- A previous severe allergic reaction to influenza vaccine, regardless of the component suspected of being responsible for the reaction, is a contraindication to vaccinating with that vaccine in the future. This does not include the typical reactions of redness at the injection site, fever, or muscle aches.
- No observation period is recommended specifically for egg-allergic people. If there is concern, a 15 minute observation period after any vaccine can be done. This is commonly done in the adolescent age group due to their high risk for passing out after any needle – shots or blood draws.
4. What if you’re traveling internationally?
Influenza season varies by location. In the US, we tend to think of it as a winter thing, but it can happen during our summer months elsewhere. Flu is seen in the fall and spring in addition to the winter months in Kansas.
In the Northern Hemisphere it tends to hit between October and May. The Southern Hemisphere’s season tends to be April through September.
Even the types of influenza that circulates can vary by location. These types affect the type of vaccine that is used in that location.
It’s recommended to be vaccinated against influenza at least 2 weeks before traveling to any location during their flu season. This can be difficult if there is not any flu vaccine in your area. It can also be difficult to find the correct strains of flu vaccine in your location.
Talk to your physician or a travel clinic to see what is needed and available.
5. Doesn’t the flu shot cause the flu?
No. No it doesn’t.
Flu is a very dangerous illness that results in many people requiring hospitalization.
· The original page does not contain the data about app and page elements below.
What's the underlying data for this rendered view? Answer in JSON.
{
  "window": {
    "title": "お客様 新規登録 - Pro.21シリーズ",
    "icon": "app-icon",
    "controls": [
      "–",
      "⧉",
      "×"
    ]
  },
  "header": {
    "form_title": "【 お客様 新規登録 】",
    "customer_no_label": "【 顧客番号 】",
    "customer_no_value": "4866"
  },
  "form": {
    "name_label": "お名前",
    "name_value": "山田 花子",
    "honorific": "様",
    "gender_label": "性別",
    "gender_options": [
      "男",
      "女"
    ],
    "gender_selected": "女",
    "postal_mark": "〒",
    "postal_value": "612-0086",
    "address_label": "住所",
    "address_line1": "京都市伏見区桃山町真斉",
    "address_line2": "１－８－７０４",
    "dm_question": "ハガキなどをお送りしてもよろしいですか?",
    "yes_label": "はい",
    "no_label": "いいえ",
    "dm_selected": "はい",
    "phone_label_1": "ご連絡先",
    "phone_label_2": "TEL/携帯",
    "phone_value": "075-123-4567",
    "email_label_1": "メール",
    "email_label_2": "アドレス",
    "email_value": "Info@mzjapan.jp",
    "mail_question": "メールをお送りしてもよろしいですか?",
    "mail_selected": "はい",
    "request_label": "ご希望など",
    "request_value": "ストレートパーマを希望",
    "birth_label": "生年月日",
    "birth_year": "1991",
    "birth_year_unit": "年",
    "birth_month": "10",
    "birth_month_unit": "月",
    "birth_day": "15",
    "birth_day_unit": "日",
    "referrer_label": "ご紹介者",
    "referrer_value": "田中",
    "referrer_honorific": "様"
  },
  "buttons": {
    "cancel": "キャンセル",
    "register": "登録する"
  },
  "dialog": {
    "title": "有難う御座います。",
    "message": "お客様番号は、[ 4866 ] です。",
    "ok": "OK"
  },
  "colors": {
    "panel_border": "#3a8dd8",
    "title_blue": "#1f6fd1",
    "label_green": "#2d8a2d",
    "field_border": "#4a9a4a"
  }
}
Each year previously healthy children and adults die from influenza.
The symptoms people get after flu shots often could be explained by many viruses. They are not the flu. If they really are flu symptoms, it is because the vaccine didn’t have time to take effect or it was a strain not included in the vaccine.
There is no plausible way that the injectable flu vaccine can cause the flu. There is no live virus in the injectable vaccine that can lead to flu disease. Injectable flu vaccines are made in two ways. Either the vaccine is made with flu vaccine viruses that have been ‘inactivated’ and are not infectious or with no flu vaccine viruses at all.
The most common side effects from the influenza shot are soreness, redness, tenderness or swelling where the shot was given. Low-grade fever, headache and muscle aches also may occur, but interestingly these same symptoms occur with placebo shots too.
How do we know it doesn’t cause illness?
Studies like this one in adults have compared side effects of a flu shot to side effects of a placebo with saline (salt water). The only differences in symptoms was increased soreness in the arm and redness at the injection site among people who got the flu shot. There were no differences in terms of body aches, fever, cough, runny nose or sore throat. These all can occur during the time frame that the flu vaccine is typically recommended. It’s just a coincidence if you “get sick” after getting the vaccine.
Studies in children are lacking. Ethically it is difficult to study this, since it would require not giving some children a potentially life saving vaccine if they receive the placebo.
What about the FluMist?
The FluMist is a live virus. It can cause congestion and symptoms like a very mild case of the flu.
FluMist can cause mild illness, but it prevents (or hopefully will prevent) significant flu disease symptoms.
6. What if you get the flu?
I’ll write separately about how to treat the flu and flu-like symptoms.
7. Why bother, since the flu shot isn’t effective.
The effectiveness of the flu vaccine is never perfect, but it’s better than nothing. For more on this, see The flu shot doesn’t work.